── Records to use ──

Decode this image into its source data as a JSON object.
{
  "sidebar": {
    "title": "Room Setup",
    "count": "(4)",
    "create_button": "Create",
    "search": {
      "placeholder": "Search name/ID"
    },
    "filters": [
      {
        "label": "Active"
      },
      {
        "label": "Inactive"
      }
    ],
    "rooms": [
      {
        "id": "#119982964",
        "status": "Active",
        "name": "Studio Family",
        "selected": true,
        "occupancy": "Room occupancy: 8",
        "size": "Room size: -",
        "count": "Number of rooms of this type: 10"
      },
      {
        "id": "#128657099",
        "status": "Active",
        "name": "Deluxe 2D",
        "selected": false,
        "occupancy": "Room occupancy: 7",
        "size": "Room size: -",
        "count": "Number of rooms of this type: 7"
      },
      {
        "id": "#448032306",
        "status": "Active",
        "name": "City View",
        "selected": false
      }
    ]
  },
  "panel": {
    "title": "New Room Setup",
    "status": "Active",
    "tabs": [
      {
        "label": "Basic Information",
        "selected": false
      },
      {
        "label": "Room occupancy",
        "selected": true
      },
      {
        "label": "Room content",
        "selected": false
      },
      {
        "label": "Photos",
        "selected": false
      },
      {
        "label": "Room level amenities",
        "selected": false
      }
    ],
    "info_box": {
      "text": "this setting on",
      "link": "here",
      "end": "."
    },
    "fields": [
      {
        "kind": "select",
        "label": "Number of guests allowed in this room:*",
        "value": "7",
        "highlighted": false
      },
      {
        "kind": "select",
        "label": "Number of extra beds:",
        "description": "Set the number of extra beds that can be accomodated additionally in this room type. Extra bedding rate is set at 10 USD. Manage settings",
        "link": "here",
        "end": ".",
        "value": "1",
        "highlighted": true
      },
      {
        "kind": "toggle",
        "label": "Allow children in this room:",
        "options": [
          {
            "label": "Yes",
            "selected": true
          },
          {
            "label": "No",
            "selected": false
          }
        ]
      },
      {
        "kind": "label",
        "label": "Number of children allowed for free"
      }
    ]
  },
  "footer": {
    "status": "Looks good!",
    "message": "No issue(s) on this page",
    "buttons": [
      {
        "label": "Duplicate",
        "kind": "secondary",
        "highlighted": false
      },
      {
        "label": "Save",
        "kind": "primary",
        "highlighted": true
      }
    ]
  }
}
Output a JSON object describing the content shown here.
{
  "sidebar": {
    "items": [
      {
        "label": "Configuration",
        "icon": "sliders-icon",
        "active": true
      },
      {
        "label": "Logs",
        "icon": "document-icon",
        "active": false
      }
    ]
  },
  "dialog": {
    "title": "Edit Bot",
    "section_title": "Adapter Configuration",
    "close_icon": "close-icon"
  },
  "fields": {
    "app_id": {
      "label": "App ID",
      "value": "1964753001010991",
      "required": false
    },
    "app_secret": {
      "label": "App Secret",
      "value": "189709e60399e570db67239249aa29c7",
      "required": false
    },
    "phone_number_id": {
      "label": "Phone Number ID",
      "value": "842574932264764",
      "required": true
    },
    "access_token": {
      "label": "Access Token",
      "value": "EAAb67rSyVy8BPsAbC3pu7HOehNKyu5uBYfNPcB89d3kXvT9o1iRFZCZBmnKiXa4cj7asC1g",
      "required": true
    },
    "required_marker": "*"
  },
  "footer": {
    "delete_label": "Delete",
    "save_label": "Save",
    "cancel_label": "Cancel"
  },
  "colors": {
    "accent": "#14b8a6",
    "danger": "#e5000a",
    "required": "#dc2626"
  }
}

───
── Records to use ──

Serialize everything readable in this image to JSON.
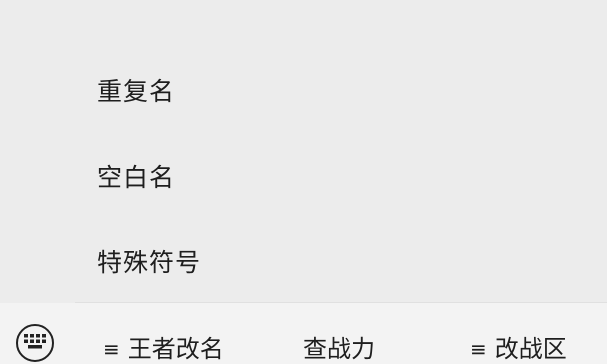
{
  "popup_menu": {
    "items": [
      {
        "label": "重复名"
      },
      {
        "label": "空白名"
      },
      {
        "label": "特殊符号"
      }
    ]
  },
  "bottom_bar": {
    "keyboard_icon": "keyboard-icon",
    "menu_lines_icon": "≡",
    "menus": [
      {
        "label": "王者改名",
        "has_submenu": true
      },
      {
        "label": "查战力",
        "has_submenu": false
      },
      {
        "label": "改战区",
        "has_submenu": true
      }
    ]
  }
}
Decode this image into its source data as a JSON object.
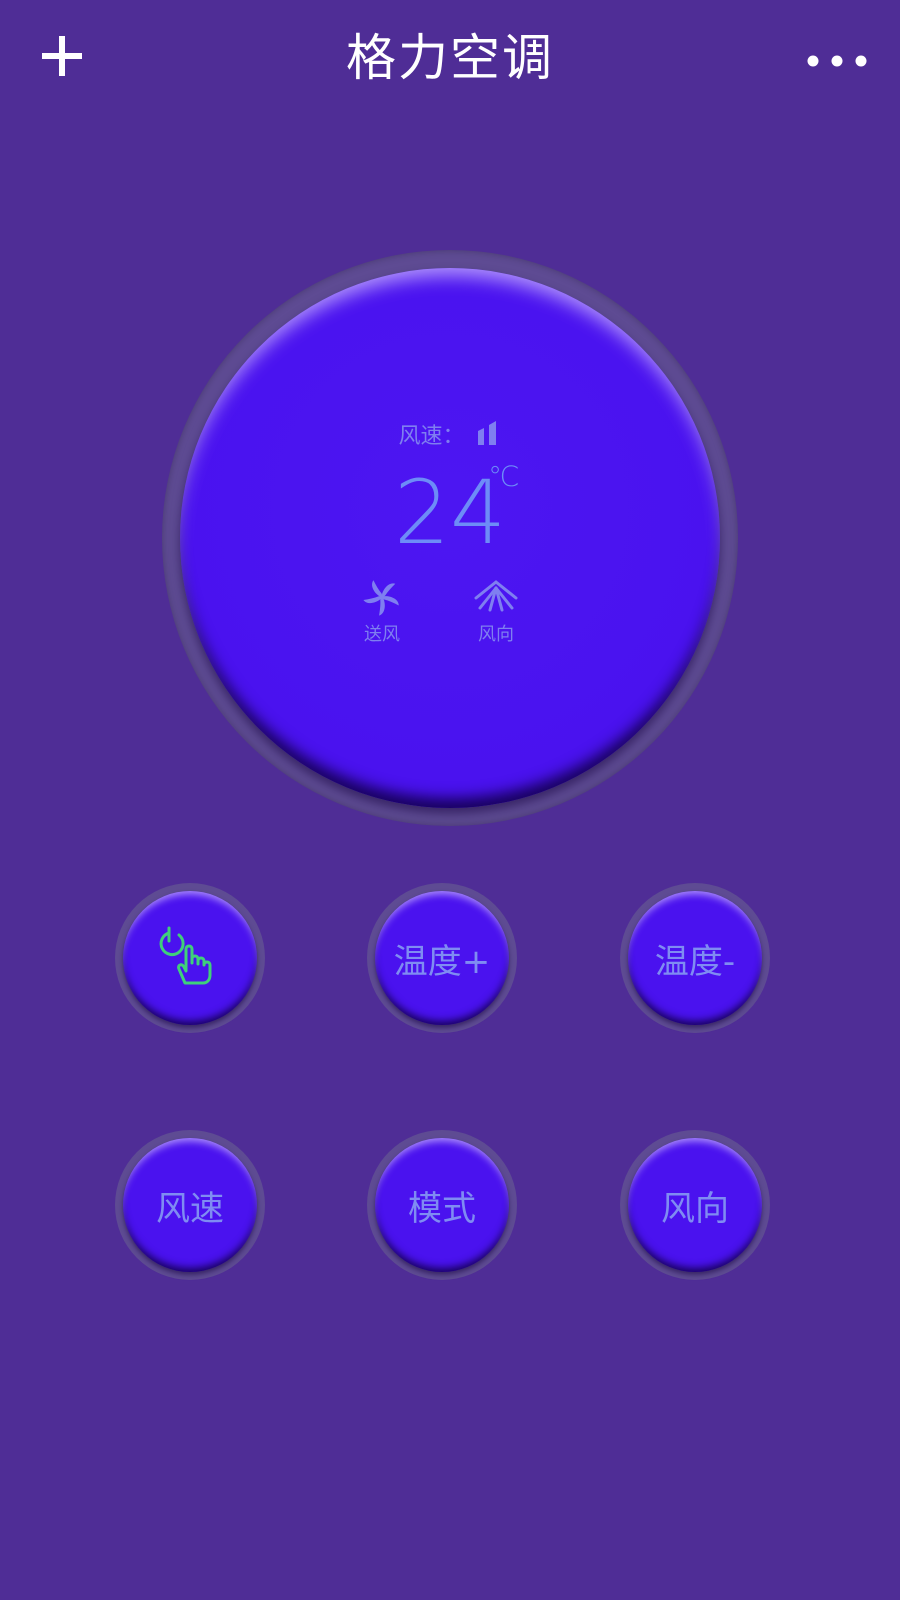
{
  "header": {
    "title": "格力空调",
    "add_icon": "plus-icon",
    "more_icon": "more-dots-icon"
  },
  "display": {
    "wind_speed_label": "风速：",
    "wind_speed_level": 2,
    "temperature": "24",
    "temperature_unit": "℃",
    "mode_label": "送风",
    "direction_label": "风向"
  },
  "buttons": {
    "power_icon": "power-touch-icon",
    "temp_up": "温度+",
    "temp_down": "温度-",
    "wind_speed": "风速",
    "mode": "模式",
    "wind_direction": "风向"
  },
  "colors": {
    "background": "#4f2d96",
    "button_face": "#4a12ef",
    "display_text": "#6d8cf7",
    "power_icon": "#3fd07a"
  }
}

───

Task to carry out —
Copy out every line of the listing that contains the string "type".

Completed exercise —
        "count": "Number of rooms of this type: 10"
        "count": "Number of rooms of this type: 7"
        "description": "Set the number of extra beds that can be accomodated additionally in this room type. Extra bedding rate is set at 10 USD. Manage settings",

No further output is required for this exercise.